One of the best things about fatbiking is that in many places you can do it right from your door. That being said, where can a fatbiker get out to explore? First of all, don't raise the ire of Nordic skiers. Fatbiking on a groomed trail is great, except the wheels create divets and ruts. Some Nordic skiers are chill, others full of anger when they see the track abused. Some places think Nordic skiers and fatbikers can co-exist — let's all just get along, right?

DeWayne Davis at 4 Eagle Ranch is spurring on the "let's-get-along" attitude this winter by adding 6 miles of groomed trails around the picturesque ranch just for fatbiking. They have quite the set up for novice to advanced bikers, Davis explains. The company will offer guided tours, a practice arena and QuietKat bike rentals. (QuietKat fatbikes are made right in Eagle and are pedal-assist/electric to help make the sport enjoyable and just a bit easier.)

"We are very excited about it. We’re going to make it a fun thing with a 10-acre area at the front, a play area with jumps and trails. Then, if they want to go out, they can head out on the trails on their own," Davis explains. "I think it's going to be very cool."

The trails aren't open for drop-in riding, though.
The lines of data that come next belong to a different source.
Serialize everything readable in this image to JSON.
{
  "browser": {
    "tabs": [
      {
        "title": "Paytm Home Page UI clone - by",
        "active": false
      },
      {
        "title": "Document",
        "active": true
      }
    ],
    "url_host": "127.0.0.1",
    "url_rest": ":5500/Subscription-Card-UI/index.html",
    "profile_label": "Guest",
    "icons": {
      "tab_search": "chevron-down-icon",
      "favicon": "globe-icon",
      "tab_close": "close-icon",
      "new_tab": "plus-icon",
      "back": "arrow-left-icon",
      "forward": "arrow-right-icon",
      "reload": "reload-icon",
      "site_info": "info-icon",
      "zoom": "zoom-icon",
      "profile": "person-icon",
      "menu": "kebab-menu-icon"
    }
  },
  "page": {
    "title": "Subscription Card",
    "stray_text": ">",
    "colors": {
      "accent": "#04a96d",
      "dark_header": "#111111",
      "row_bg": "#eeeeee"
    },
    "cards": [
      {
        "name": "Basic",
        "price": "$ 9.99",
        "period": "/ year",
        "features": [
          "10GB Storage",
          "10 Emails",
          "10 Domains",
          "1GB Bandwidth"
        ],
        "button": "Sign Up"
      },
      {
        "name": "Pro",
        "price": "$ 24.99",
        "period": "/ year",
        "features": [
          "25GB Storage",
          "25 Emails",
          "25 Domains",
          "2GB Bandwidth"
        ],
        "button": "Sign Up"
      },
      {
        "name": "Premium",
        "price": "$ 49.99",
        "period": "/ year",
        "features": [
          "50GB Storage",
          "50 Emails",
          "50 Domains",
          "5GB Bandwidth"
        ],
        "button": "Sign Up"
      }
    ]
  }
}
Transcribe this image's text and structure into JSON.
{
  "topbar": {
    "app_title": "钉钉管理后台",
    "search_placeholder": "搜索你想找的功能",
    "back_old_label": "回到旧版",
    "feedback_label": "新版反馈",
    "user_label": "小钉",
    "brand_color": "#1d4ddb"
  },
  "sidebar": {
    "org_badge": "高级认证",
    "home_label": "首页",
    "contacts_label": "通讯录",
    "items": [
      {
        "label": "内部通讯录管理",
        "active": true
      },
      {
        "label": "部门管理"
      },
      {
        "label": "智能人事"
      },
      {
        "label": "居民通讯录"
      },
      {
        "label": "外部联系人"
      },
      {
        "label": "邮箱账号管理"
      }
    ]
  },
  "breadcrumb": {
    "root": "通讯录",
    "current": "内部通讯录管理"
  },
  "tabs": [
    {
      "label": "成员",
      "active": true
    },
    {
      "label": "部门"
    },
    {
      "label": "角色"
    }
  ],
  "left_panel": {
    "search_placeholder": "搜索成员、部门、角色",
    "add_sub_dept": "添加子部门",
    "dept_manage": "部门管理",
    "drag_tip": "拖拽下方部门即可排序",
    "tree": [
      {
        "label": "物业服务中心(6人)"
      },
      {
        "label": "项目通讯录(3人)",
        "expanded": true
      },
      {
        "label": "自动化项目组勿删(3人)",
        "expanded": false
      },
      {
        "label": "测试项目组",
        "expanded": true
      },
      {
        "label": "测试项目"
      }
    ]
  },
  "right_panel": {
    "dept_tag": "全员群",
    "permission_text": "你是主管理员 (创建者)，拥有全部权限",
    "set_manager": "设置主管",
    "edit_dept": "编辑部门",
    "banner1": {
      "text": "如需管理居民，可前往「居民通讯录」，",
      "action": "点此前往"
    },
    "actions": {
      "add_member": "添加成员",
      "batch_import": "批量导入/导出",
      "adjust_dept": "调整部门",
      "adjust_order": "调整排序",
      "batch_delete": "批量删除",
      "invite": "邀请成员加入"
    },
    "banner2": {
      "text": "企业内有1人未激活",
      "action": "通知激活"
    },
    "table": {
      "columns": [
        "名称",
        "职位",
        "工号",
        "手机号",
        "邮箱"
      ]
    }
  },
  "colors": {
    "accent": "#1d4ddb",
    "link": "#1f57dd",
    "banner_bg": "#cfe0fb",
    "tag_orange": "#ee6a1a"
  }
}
You'll have to make a reservation to enjoy the splendor and big-sky riding.

Malin has a long list of fatbiker-sanctioned and approved trails in Homestead, Singletree, EagleVail, Eagle Ranch Golf Club, Tennessee Pass Nordic Center, Frisco Nordic Center and two trails at the top of the West Avon Preserve: Our Backyard and PB&J. The rest of the West Avon Preserve is closed in the winter.

Which leads to another discussion. Remember many mountain bike trails are closed in the winter. Respect the closure; don’t poach it, no matter how awesome it looks. A couple of other trails a little further out are at Yeoman, near Sylvan Lake State Park. The road is groomed by a cat, allowing for a lung-burning climb up toward Fulford. The road by the Boneyard, Bellyache Ridge, is wide open with a mellow grade, perfect to test your fatty on.

Lest you think it's easy, even pros can be pushed on a seemingly easy trail. "Take a trail that we've ridden a million times in normal mountain bike conditions and put snow on it — that makes it completely different," she says. There are sections that become icy or warm up and become like mashed potatoes. But a ride on a fatbike, even in tricky conditions, is sure better than a ride indoors on a trainer.

Rent One

The Kind Bikes and Skis provides lights with rentals if a customer wants to go for a night ride.
The shop also hosts group rides in the evening during the week and will be offering morning tours on the weekends.
High Gear Cyclery in Avon also rents and delivers fatbikes.